“Some of the firms, especially the multinationals, have complained that the disclosure of earning forecast was tantamount to giving out trade secrets and was putting them at a disadvantaged position before their competitors. The Commission has received these complaints and is considering waiving the requirement,” a source said.
However, the source did not state the form the waiver would take or how soon it will become granted by the apex regulator of the nation’s capital market.
But some market operators hailed the move, saying it was a good development for the market. According to them, it indicates that regulators are now showing more commitment to the promise of working towards restoring investors’ confidence in the capital market.
The Director-General of the SEC, Ms. Arunma Oteh, last week reiterated the Commission’s support for the NSE in efforts to attract more firms to list in the market.

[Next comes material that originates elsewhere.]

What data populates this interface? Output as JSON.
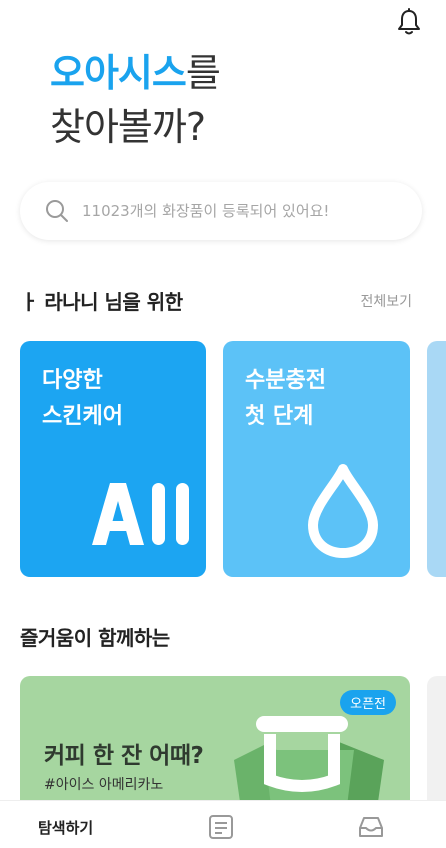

Before last week, the Chief Executive Officer of NSE, Mr. Oscar Onyema had said the listing rules of the Exchange had been reviewed so as to make it easier for more companies to access the Nigerian capital market and eventually list their shares.
“Our new listing requirements have reduced the required track record for a company wanting to list from five to three years and even below this is permissible if the company has a core investor with a strong track record,” Onyema said.
Speaking with particular reference to firms in the power sector of the nation, the NSE boss disclosed that the Exchange was in active engagements with the Bureau for Public Enterprises, which is in charge of the privatisation of the power distribution and generation companies.
The discussion is to ensure that the Share Purchase Agreements should have clauses that would ensure that those companies were listed on the Exchange.